One way to do this that has worked for me is to let my thoughts link back to those who have gone before. Often they have done as much or more than me with a lot less and in far more austere conditions. I thought these thoughts as I visited Ft. Bragg to attend the Bragg Heavy event in February, with no knowledge of what was to come in the following months.
And yet, as I think back on all that those who are represented in these videos have done, I am certain that we as a people, a community and a nation can face anything and overcome any difficulty that we are faced with.
Will it be tough? Yes. Will it be uncomfortable? Yes. Will we suffer? Yes. Will we prevail? Yes.
Airborne & Special Operations Museum

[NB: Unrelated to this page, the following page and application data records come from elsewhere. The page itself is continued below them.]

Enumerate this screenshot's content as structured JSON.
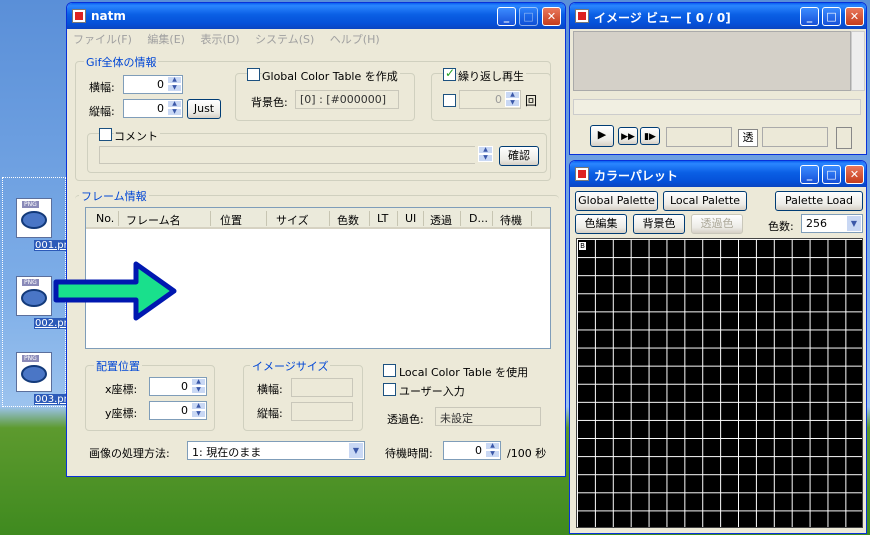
{
  "desktop": {
    "icons": [
      {
        "label": "001.png",
        "badge": "PNG"
      },
      {
        "label": "002.png",
        "badge": "PNG"
      },
      {
        "label": "003.png",
        "badge": "PNG"
      }
    ]
  },
  "main_window": {
    "title": "natm",
    "menu": [
      "ファイル(F)",
      "編集(E)",
      "表示(D)",
      "システム(S)",
      "ヘルプ(H)"
    ],
    "gif_info": {
      "title": "Gif全体の情報",
      "width_label": "横幅:",
      "width_value": "0",
      "height_label": "縦幅:",
      "height_value": "0",
      "just_button": "Just",
      "global_color_table_label": "Global Color Table を作成",
      "bg_color_label": "背景色:",
      "bg_color_value": "[0] : [#000000]",
      "loop_label": "繰り返し再生",
      "loop_value": "0",
      "comment_label": "コメント",
      "confirm_button": "確認"
    },
    "frame_info": {
      "title": "フレーム情報",
      "columns": [
        "No.",
        "フレーム名",
        "位置",
        "サイズ",
        "色数",
        "LT",
        "UI",
        "透過",
        "D...",
        "待機"
      ]
    },
    "placement": {
      "title": "配置位置",
      "x_label": "x座標:",
      "x_value": "0",
      "y_label": "y座標:",
      "y_value": "0"
    },
    "image_size": {
      "title": "イメージサイズ",
      "w_label": "横幅:",
      "h_label": "縦幅:"
    },
    "local_color_table_label": "Local Color Table を使用",
    "user_input_label": "ユーザー入力",
    "transparent_label": "透過色:",
    "transparent_value": "未設定",
    "process_label": "画像の処理方法:",
    "process_value": "1: 現在のまま",
    "wait_label": "待機時間:",
    "wait_value": "0",
    "wait_unit": "/100 秒"
  },
  "image_view": {
    "title": "イメージ ビュー  [ 0 /  0]",
    "transparent_button": "透"
  },
  "palette": {
    "title": "カラーパレット",
    "global_button": "Global Palette",
    "local_button": "Local Palette",
    "load_button": "Palette Load",
    "edit_button": "色編集",
    "bg_button": "背景色",
    "trans_button": "透過色",
    "count_label": "色数:",
    "count_value": "256"
  },
  "colors": {
    "title_blue": "#0a5fe4",
    "group_title": "#0046d5",
    "arrow_fill": "#19e08c",
    "arrow_stroke": "#0018b0"
  }
}
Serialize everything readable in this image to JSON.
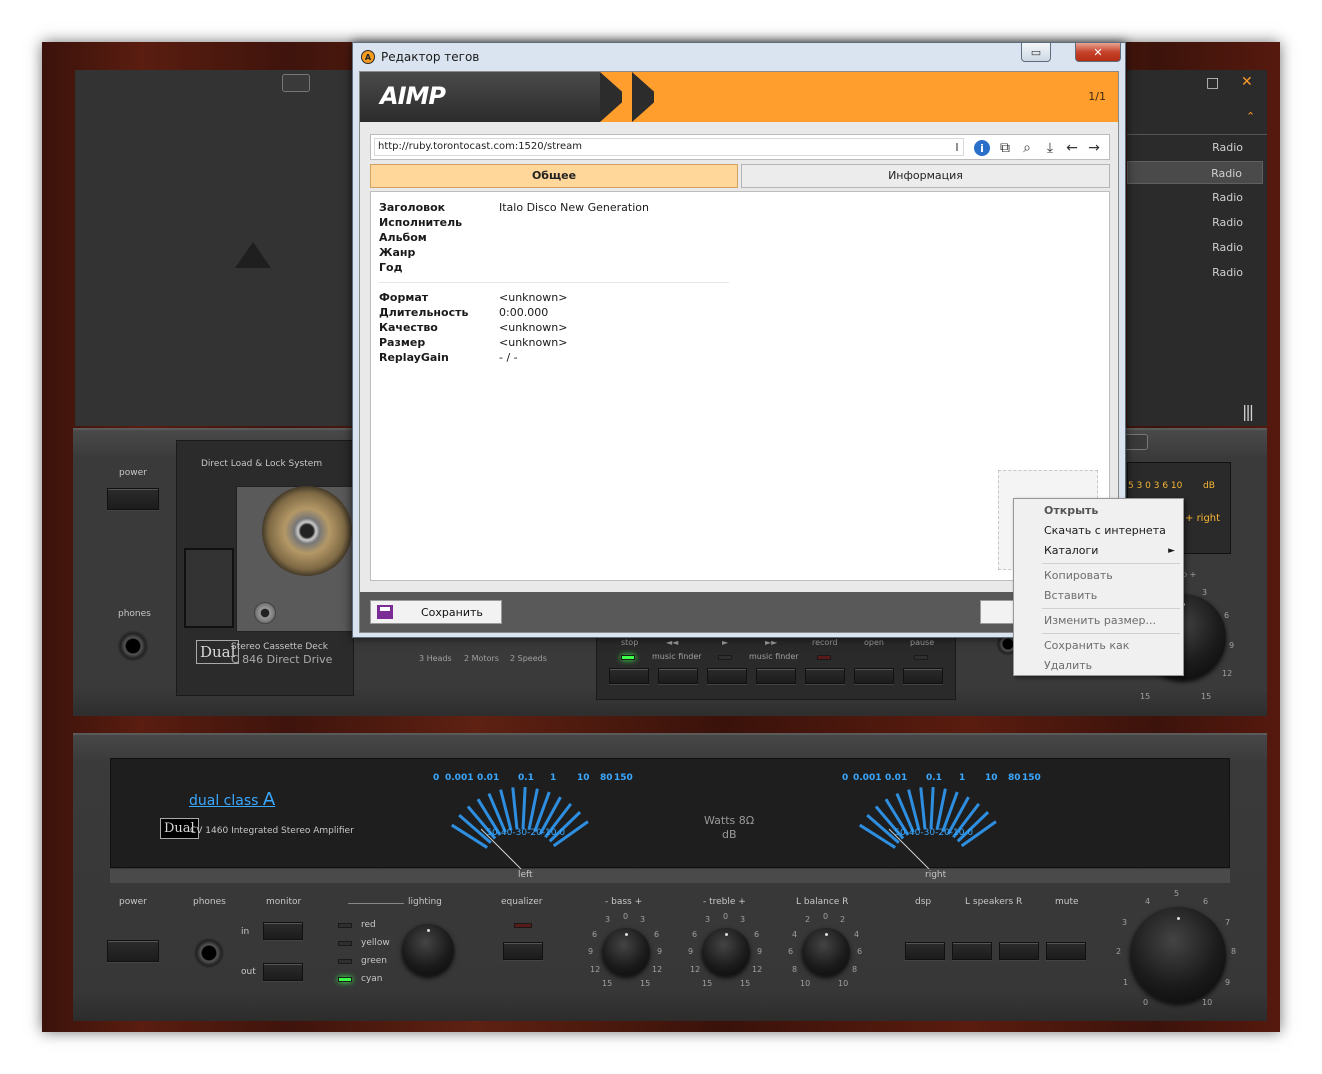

“The Airborne & Special Operations organizations in the US Army have always been equated in my mind as tribes. And tribal history is passed from one generation to the next through oral histories so it’s important to solidify that history in such a way that future and current generations can understand previous generations.”
“I knew Dick Meadows quite well. We served in several units together. He was a great Special Forces soldier across the ages and contributed greatly to what this command and what these soldiers have become today.”
“President Kennedy stated that the Special Forces would wear the Green Beret as a symbol of excellence, a badge of courage, a mark of distinction in the fight for freedom.”
JFK Memorial Chapel
“I was married here in a former life. My daughter was married here. I gave a eulogy here for my best friend at his funeral. There’s been a lot of history here, for me personally and for the community.”
USASOC Memorial Plaza
“Home to me and my original unit is 5th Special Forces Group. I was with them in Nha Trang – I arrived there and was assigned to MACV-SOG, which fell under them to a certain degree. 5th Group has always been my home group, if you will.”
— Richard Rice
5th Special Forces Group US Army 1966-1994